**DATA FOR PROCESSING:**

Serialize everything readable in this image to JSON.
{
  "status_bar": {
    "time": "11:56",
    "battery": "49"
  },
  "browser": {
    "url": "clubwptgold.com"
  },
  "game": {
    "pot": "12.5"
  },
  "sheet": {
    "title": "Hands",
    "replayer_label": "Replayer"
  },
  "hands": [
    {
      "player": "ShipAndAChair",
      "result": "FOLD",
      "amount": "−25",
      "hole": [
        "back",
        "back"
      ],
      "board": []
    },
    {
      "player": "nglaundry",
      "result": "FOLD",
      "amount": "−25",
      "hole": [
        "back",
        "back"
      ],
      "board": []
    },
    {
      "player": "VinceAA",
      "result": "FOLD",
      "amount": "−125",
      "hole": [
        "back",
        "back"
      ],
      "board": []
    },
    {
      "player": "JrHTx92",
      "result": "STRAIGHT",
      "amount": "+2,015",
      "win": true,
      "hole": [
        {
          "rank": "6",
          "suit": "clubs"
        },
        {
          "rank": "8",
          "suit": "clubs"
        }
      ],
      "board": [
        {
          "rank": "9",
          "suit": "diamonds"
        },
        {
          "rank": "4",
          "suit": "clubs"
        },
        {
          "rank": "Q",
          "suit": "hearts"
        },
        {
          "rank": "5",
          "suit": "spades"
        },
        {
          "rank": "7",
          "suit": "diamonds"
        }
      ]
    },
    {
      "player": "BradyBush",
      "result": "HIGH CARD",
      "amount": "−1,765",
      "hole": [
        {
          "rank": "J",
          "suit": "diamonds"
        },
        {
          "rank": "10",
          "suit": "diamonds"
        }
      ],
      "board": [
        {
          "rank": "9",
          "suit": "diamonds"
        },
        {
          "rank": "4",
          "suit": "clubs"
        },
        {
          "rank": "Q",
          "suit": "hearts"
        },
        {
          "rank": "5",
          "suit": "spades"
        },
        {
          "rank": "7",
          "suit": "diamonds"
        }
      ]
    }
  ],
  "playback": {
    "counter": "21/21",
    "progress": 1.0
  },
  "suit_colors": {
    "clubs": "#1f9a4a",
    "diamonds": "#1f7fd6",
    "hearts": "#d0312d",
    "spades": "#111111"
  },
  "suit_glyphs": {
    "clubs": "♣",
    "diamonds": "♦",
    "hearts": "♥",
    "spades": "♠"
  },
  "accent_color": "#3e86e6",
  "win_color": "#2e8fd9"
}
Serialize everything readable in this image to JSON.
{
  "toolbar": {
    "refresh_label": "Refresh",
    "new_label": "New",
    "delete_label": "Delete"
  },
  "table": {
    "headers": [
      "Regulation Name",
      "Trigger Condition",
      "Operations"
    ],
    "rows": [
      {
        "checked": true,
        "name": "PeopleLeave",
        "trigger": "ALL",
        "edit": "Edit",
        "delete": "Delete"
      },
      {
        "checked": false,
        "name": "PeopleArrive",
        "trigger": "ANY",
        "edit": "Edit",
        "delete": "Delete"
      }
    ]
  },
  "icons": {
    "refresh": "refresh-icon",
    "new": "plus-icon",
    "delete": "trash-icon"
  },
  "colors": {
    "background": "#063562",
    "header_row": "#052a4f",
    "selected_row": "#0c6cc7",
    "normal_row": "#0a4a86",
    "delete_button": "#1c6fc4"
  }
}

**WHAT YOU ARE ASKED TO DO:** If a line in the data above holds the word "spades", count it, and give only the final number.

**EXERCISE ANSWER:** 4